Finally, he stopped his orbit, stood directly in front of me and as loud as he could, he said, “Hey, you got big ears; like a monkey.”
If my journey that day to my peaceful, serene place had lifted my spirits at all, his comment caused them to again be deflated. Wondering who would say such a thing, I asked him his name.
He replied, “Hickey.”
I remember thinking that between my ears and his name, we were both in trouble.
Returning home I reflected further on the experience I just had. This little, innocent boy, knowing nothing about my situation (or frankly the effect of his words), had changed my day, and not for the better. I began to wonder how often I, who better understood the effects words could have, did the same thing; how many times had people’s days been different because of my influence.
Each day, each of us has countless opportunities to influence others for good or for ill. We each must decide whether the words and actions we use are meant to lift or to destroy. For, each day we find people who need to be lifted. We simply have to decide if we’re willing to do that kind of heavy lifting.
Over two thousand years ago, the most gifted of teachers from Galilee taught us of this responsibility in the parable of The Good Samaritan. In this teaching tale we find a man half dead on the side of the road. As he lays there bloodied and beaten, three men pass by.
The first two do so without a second thought. One a priest and the other a Levite, both important men of the day, seem to just not have the time or energy for the wounded man. The third man from Samaria, who many believed to be less than average, stops to bind up the man’s wounds.
In our everyday lives we, like these three men, pass by people laying half dead on the side of the road. They may not be physically injured, but they do require spiritual and emotional assistance.

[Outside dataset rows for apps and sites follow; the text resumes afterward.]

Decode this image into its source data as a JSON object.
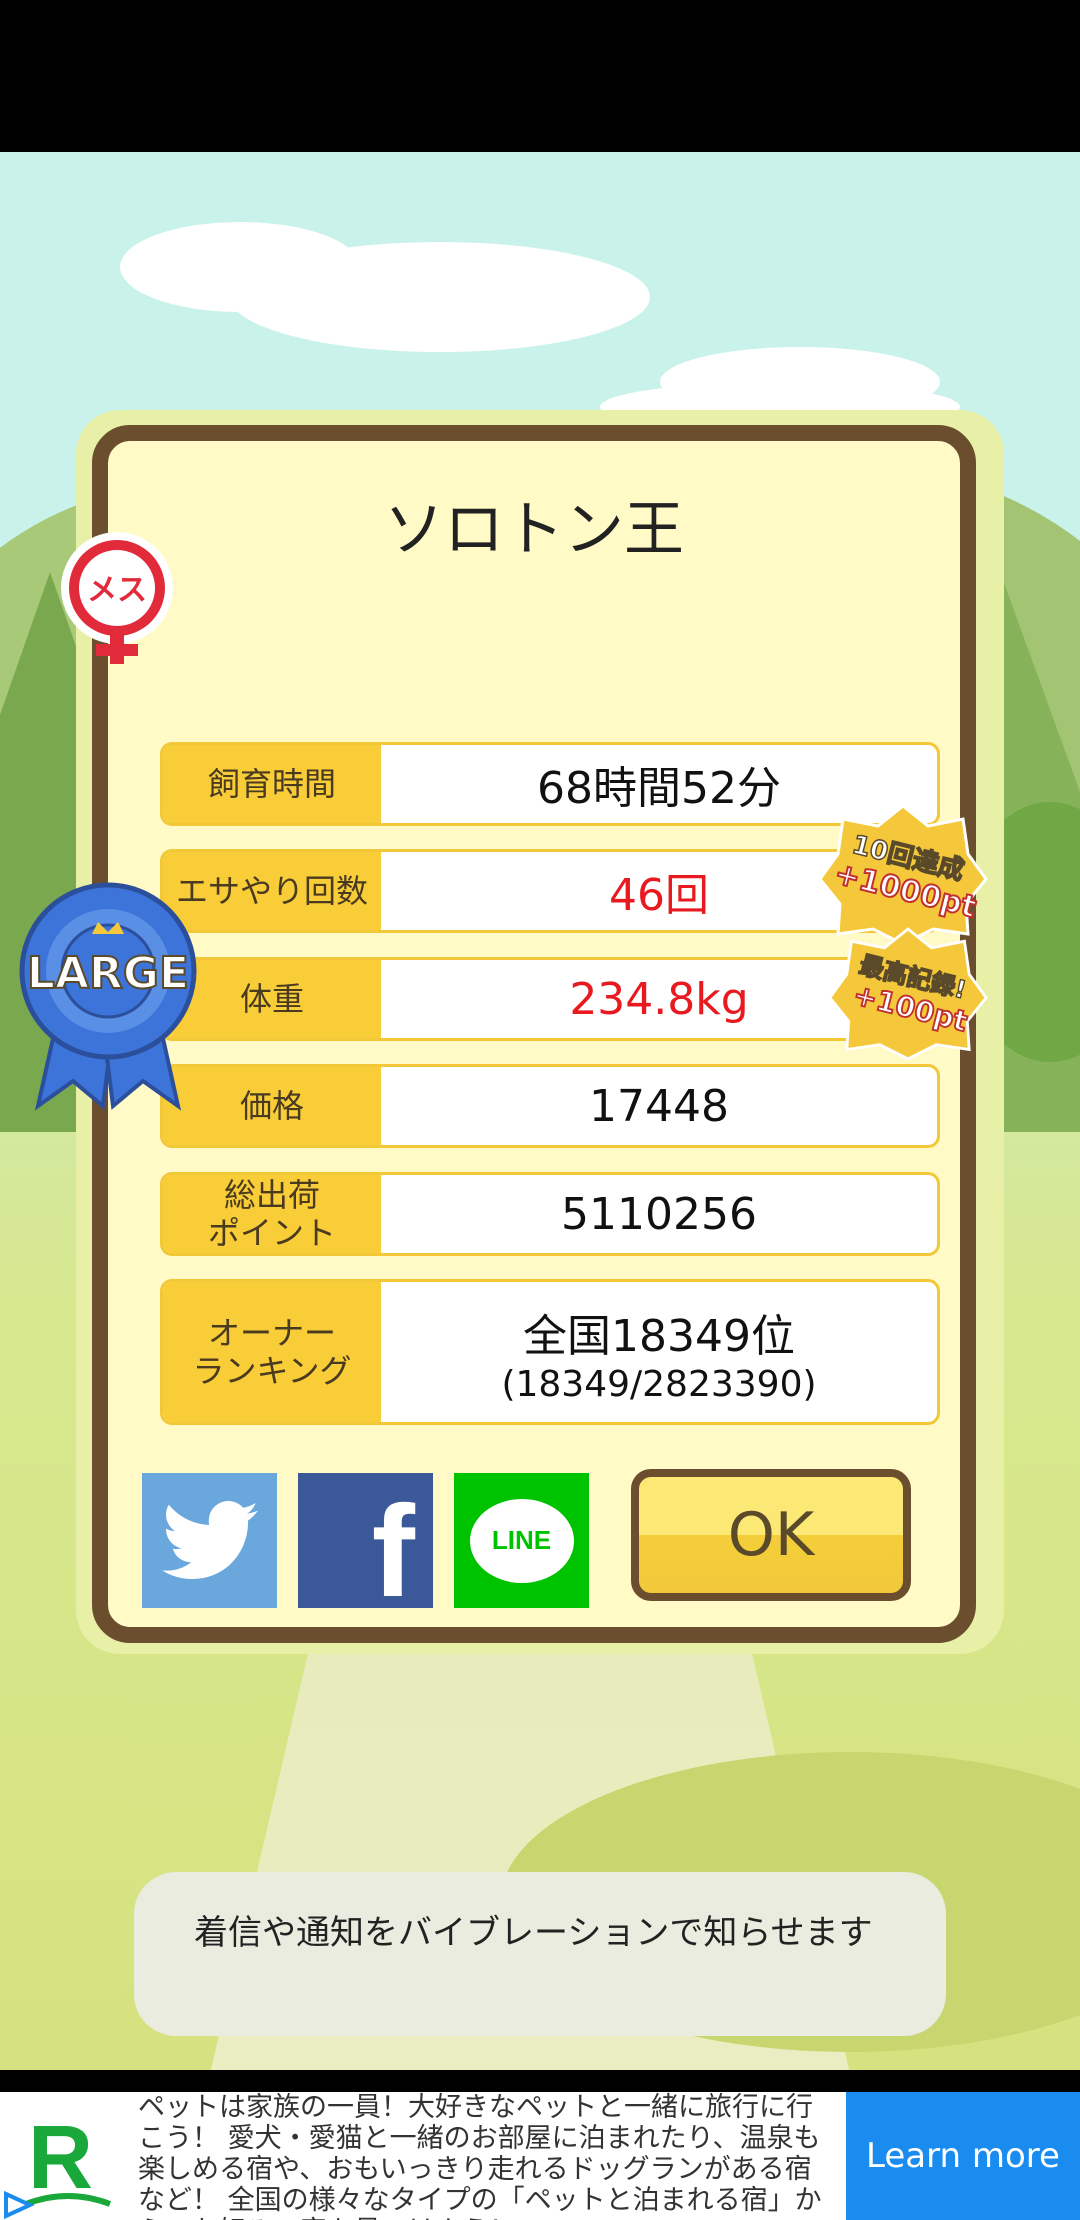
{
  "card": {
    "title": "ソロトン王",
    "rows": [
      {
        "label": "飼育時間",
        "value": "68時間52分"
      },
      {
        "label": "エサやり回数",
        "value": "46回"
      },
      {
        "label": "体重",
        "value": "234.8kg"
      },
      {
        "label": "価格",
        "value": "17448"
      },
      {
        "label": "総出荷\nポイント",
        "value": "5110256"
      },
      {
        "label": "オーナー\nランキング",
        "value": "全国18349位",
        "sub": "(18349/2823390)"
      }
    ],
    "gender_badge": "メス",
    "size_ribbon": "LARGE",
    "bonus_badges": [
      {
        "line1": "10回達成",
        "line2": "+1000pt"
      },
      {
        "line1": "最高記録!",
        "line2": "+100pt"
      }
    ],
    "share": {
      "twitter": "twitter-icon",
      "facebook": "f",
      "line": "LINE"
    },
    "ok_label": "OK"
  },
  "toast": "着信や通知をバイブレーションで知らせます",
  "ad": {
    "text": "ペットは家族の一員！大好きなペットと一緒に旅行に行こう！ 愛犬・愛猫と一緒のお部屋に泊まれたり、温泉も楽しめる宿や、おもいっきり走れるドッグランがある宿など！ 全国の様々なタイプの「ペットと泊まれる宿」から、お好みの宿を見つけよう！",
    "logo_letter": "R",
    "cta": "Learn more"
  },
  "colors": {
    "red_value": "#e8191f",
    "label_bg": "#f8cd38",
    "frame": "#6b4e2e",
    "cta_blue": "#1a8cf0"
  }
}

We have to choose which tack to take. Will we follow Hickey’s example whose actions, although he was too young to understand them, made me feel self-conscious and less sure of myself. Or, will we follow the Samaritan and use our words and actions to help and lift up. Will we live in ignorance of the people depressed and down, or will we watch for those who need their spirits bound.
When we actively choose to do good in the lives of others a miracle happens. As we encounter those who feel frustrated, alone and downhearted, we will see our positive interaction have an actual physical effect. These people, who need a positive lift walk through the hallways of our offices and down our streets with their heads down and their backs slouched. After our kind words and a simple deeds, we will see their lives benefit from our actions and watch in wonder as they walk away with their hearts lifted, backs straightened and heads held high.
Then, the real magic happens. As we were walk away from the experience we will find our own hearts happier, our own heads held higher, with a joy in our souls that wasn’t there before. For the work we put in to change the lives of others will, in the end, most powerfully change our own. The greatest gift we can ever give, to others and to ourselves, is the gift of service and love.
In all my years of challenge and adversity I have learned that there is nothing you can do two more powerfully lift your own spirit than to lift the spirit of another. Miracles happen during the heavy lifting.
Want more inspiration from Jason?
Join Jason and his wife, Kolette, in their online workshop “A Life Well-Crafted” offered through Big Picture Scrapbooking. You’ll receive motivational messages for everyday living in the Audio Version as well as the opportunity to choose the Full Version of the workshop complete with project ideas to enhance your life. Click here for more information and to register for the workshop. It’s not too late to join us!